» **Exercise objective**
Print the data exactly. Omit the pictures.

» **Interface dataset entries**
▼

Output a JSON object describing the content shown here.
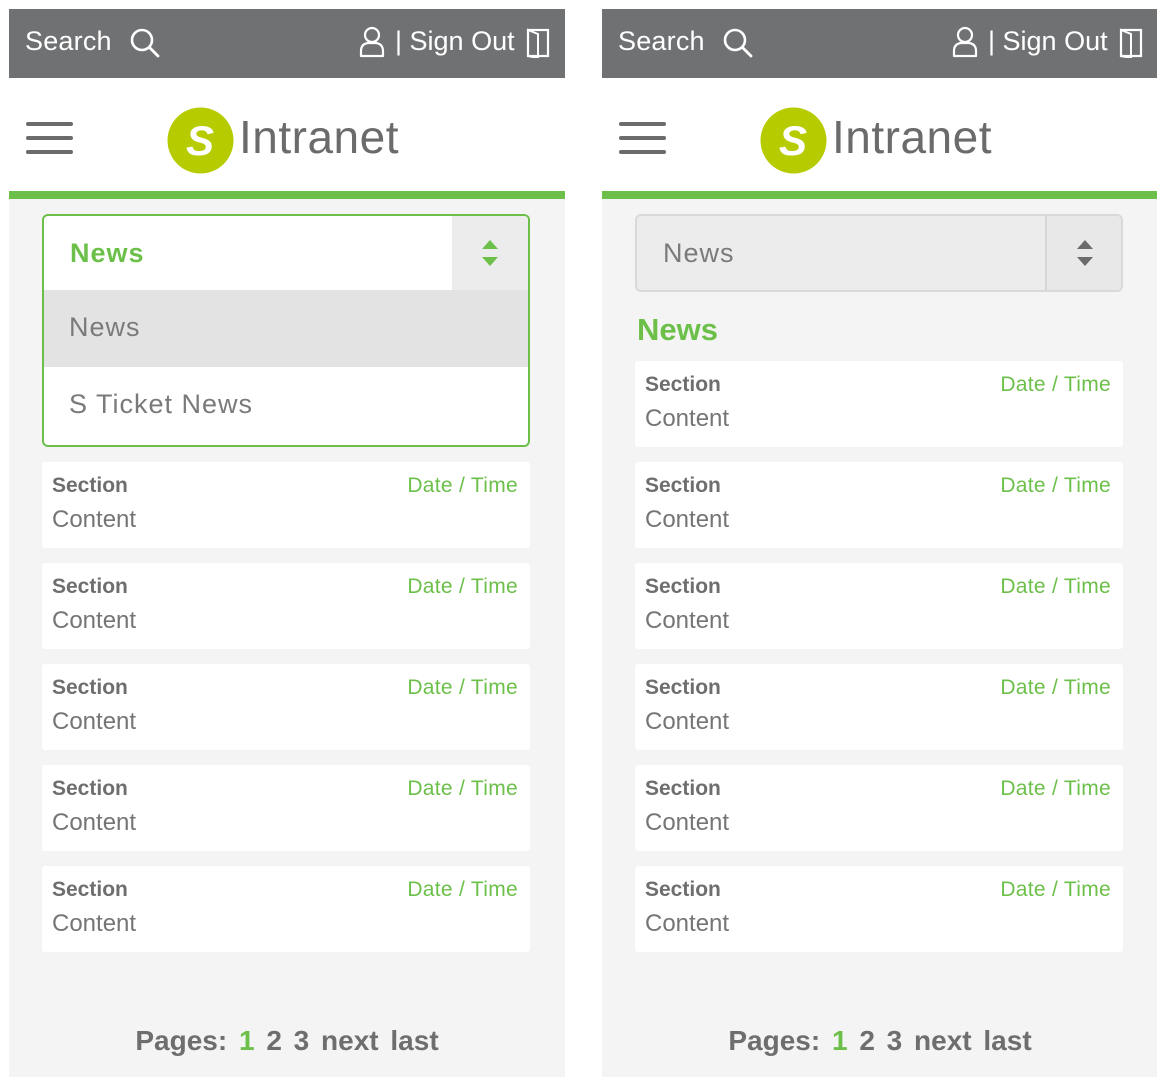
{
  "top_bar": {
    "search_label": "Search",
    "separator": "|",
    "signout_label": "Sign Out",
    "icons": [
      "search-icon",
      "user-icon",
      "sign-out-door-icon"
    ]
  },
  "header": {
    "logo_letter": "S",
    "logo_text": "Intranet",
    "menu_icon": "hamburger-menu-icon"
  },
  "colors": {
    "accent_green": "#6cc04a",
    "logo_lime": "#b7cc00",
    "top_bar_gray": "#707173",
    "text_gray": "#6e6e6e",
    "panel_bg": "#f4f4f4"
  },
  "category_select": {
    "value": "News",
    "options": [
      "News",
      "S Ticket News"
    ]
  },
  "category_title": "News",
  "news_items": [
    {
      "section": "Section",
      "date_time": "Date / Time",
      "content": "Content"
    },
    {
      "section": "Section",
      "date_time": "Date / Time",
      "content": "Content"
    },
    {
      "section": "Section",
      "date_time": "Date / Time",
      "content": "Content"
    },
    {
      "section": "Section",
      "date_time": "Date / Time",
      "content": "Content"
    },
    {
      "section": "Section",
      "date_time": "Date / Time",
      "content": "Content"
    }
  ],
  "left_screen_items": [
    {
      "section": "Section",
      "date_time": "Date / Time",
      "content": "Content"
    },
    {
      "section": "Section",
      "date_time": "Date / Time",
      "content": "Content"
    },
    {
      "section": "Section",
      "date_time": "Date / Time",
      "content": "Content"
    },
    {
      "section": "Section",
      "date_time": "Date / Time",
      "content": "Content"
    },
    {
      "section": "Section",
      "date_time": "Date / Time",
      "content": "Content"
    }
  ],
  "right_screen_items": [
    {
      "section": "Section",
      "date_time": "Date / Time",
      "content": "Content"
    },
    {
      "section": "Section",
      "date_time": "Date / Time",
      "content": "Content"
    },
    {
      "section": "Section",
      "date_time": "Date / Time",
      "content": "Content"
    },
    {
      "section": "Section",
      "date_time": "Date / Time",
      "content": "Content"
    },
    {
      "section": "Section",
      "date_time": "Date / Time",
      "content": "Content"
    },
    {
      "section": "Section",
      "date_time": "Date / Time",
      "content": "Content"
    }
  ],
  "pagination": {
    "label": "Pages:",
    "current": "1",
    "pages": [
      "2",
      "3"
    ],
    "next": "next",
    "last": "last"
  }
}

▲

» **Worked solution**
Output a JSON object describing the content shown here.
{
  "top_bar": {
    "search_label": "Search",
    "separator": "|",
    "signout_label": "Sign Out",
    "icons": [
      "search-icon",
      "user-icon",
      "sign-out-door-icon"
    ]
  },
  "header": {
    "logo_letter": "S",
    "logo_text": "Intranet",
    "menu_icon": "hamburger-menu-icon"
  },
  "colors": {
    "accent_green": "#6cc04a",
    "logo_lime": "#b7cc00",
    "top_bar_gray": "#707173",
    "text_gray": "#6e6e6e",
    "panel_bg": "#f4f4f4"
  },
  "category_select": {
    "value": "News",
    "options": [
      "News",
      "S Ticket News"
    ]
  },
  "category_title": "News",
  "news_items": [
    {
      "section": "Section",
      "date_time": "Date / Time",
      "content": "Content"
    },
    {
      "section": "Section",
      "date_time": "Date / Time",
      "content": "Content"
    },
    {
      "section": "Section",
      "date_time": "Date / Time",
      "content": "Content"
    },
    {
      "section": "Section",
      "date_time": "Date / Time",
      "content": "Content"
    },
    {
      "section": "Section",
      "date_time": "Date / Time",
      "content": "Content"
    }
  ],
  "left_screen_items": [
    {
      "section": "Section",
      "date_time": "Date / Time",
      "content": "Content"
    },
    {
      "section": "Section",
      "date_time": "Date / Time",
      "content": "Content"
    },
    {
      "section": "Section",
      "date_time": "Date / Time",
      "content": "Content"
    },
    {
      "section": "Section",
      "date_time": "Date / Time",
      "content": "Content"
    },
    {
      "section": "Section",
      "date_time": "Date / Time",
      "content": "Content"
    }
  ],
  "right_screen_items": [
    {
      "section": "Section",
      "date_time": "Date / Time",
      "content": "Content"
    },
    {
      "section": "Section",
      "date_time": "Date / Time",
      "content": "Content"
    },
    {
      "section": "Section",
      "date_time": "Date / Time",
      "content": "Content"
    },
    {
      "section": "Section",
      "date_time": "Date / Time",
      "content": "Content"
    },
    {
      "section": "Section",
      "date_time": "Date / Time",
      "content": "Content"
    },
    {
      "section": "Section",
      "date_time": "Date / Time",
      "content": "Content"
    }
  ],
  "pagination": {
    "label": "Pages:",
    "current": "1",
    "pages": [
      "2",
      "3"
    ],
    "next": "next",
    "last": "last"
  }
}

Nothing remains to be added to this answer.